- Your task -
What lines below mention the word "icon"? Copy each one.

Source records:
+++

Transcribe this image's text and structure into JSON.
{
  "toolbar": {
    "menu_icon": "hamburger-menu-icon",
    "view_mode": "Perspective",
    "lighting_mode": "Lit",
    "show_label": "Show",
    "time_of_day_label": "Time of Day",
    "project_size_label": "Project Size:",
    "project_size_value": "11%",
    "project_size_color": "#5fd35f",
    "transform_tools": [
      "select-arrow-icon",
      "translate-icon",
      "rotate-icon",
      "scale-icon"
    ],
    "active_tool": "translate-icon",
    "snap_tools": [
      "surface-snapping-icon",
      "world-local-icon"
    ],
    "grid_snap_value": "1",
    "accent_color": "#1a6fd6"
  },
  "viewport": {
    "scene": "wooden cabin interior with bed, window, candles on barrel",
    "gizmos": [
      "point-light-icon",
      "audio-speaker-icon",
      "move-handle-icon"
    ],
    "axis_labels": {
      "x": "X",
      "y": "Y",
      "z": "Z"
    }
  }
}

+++

- Exercise result -
    "menu_icon": "hamburger-menu-icon",
      "select-arrow-icon",
      "translate-icon",
      "rotate-icon",
      "scale-icon"
    "active_tool": "translate-icon",
      "surface-snapping-icon",
      "world-local-icon"
      "point-light-icon",
      "audio-speaker-icon",
      "move-handle-icon"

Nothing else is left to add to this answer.